Most fishermen who come to the Little Pigeon River do so in pursuit of trout.
While trout fishing is permitted in the city of Pigeon Forge, these fish become more plentiful farther upstream. Rainbows are stocked weekly in Gatlinburg, while wild brook trout are seldom found downstream from the national forest.
Fly-fishing is effective, and you can usually catch fish by imitating whichever insect species is hatching at the time of your visit.
It is possible to catch rainbow trout up to 20 inches in length. Brook trout tend to be smaller, but these fish are less common and much more wary of anglers, which makes catching them all the more rewarding.

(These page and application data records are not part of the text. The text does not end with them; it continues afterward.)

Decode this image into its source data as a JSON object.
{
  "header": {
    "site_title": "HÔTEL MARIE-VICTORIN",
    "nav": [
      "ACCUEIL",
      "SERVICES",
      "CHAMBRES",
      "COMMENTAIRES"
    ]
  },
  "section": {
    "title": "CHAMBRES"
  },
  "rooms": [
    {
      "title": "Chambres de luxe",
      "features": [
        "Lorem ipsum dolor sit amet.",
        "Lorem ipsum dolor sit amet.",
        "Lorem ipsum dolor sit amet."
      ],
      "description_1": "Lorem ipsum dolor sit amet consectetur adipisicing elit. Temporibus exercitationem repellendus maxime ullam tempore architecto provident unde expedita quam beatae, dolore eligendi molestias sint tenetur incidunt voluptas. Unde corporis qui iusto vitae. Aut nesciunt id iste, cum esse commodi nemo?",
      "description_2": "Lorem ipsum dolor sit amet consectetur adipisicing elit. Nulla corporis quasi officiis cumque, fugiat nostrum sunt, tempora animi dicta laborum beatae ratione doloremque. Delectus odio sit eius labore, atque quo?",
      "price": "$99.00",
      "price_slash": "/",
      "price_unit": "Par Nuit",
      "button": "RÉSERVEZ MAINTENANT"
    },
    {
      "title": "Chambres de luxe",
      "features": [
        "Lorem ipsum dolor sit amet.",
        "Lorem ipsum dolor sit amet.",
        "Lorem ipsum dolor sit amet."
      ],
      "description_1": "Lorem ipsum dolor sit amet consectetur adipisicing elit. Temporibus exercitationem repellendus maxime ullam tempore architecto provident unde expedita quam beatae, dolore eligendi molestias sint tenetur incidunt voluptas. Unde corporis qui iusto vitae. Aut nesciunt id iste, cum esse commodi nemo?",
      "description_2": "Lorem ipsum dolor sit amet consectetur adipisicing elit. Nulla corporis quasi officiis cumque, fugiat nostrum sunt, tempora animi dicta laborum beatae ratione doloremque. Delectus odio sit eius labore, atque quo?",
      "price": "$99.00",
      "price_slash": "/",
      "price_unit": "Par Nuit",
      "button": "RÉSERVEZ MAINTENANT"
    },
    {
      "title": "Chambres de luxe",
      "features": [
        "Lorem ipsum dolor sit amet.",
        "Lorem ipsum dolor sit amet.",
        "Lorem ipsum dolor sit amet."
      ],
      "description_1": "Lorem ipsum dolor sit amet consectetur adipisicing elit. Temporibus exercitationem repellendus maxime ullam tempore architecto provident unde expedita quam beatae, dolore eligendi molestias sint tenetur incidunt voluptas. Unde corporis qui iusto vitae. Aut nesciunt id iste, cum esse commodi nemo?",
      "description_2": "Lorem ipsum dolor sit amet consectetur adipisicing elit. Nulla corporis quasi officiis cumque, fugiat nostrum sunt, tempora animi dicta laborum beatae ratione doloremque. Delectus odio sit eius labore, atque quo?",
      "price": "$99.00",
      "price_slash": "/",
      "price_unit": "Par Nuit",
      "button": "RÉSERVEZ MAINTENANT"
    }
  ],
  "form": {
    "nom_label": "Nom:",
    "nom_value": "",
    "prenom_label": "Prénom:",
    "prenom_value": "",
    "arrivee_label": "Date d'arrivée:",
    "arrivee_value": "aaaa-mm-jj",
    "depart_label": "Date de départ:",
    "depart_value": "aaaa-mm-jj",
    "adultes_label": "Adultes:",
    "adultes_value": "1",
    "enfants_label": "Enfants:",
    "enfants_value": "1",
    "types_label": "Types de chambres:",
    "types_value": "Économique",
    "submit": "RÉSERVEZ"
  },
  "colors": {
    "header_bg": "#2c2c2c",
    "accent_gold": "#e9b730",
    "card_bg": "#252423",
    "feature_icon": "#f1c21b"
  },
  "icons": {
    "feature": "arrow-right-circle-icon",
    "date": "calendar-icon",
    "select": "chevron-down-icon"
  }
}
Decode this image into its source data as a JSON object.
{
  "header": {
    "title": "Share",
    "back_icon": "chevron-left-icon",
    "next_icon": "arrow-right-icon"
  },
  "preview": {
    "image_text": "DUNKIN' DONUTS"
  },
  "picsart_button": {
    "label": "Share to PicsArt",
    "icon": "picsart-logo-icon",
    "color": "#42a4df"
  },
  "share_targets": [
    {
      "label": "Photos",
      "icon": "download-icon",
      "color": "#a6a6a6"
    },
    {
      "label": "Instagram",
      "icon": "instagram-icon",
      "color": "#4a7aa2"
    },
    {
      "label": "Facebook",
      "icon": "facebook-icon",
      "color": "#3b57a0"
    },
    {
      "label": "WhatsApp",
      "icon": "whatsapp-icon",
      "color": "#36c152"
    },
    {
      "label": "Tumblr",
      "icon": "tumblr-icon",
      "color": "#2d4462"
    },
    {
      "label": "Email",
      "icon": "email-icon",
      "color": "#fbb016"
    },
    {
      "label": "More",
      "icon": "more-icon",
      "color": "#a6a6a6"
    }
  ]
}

Smallmouth bass and panfish also inhabit the Little Pigeon River, and the waters in the Pigeon Forge area harbor bass in the 3-pound class.
Smallmouths tend to hang around rocky cover in or near deep water, and the most productive areas are deep pools immediately downstream from rapids.
Fly-fishing with wet or dry flies can be effective, and you can also tempt big bass with soft plastic lures and baits that imitate crayfish.
Ample shore access is available in Pigeon Forge, and this section of the river downstream to Sevierville is also perfect for exploring by kayak or float tube.
A special limit of one fish per day with a 20-inch minimum length limit is in place for smallmouth bass from the mouth of the Little Pigeon River through Pigeon Forge to the national park boundary.
Public parks in Gatlinburg also provide access, and Highway 441 follows the river upstream from Gatlinburg all the way to its headwaters, deep inside Great Smoky Mountains National Park. Numerous trails lead from the highway to the river, and at most times it is possible to hike or wade upstream by following the river.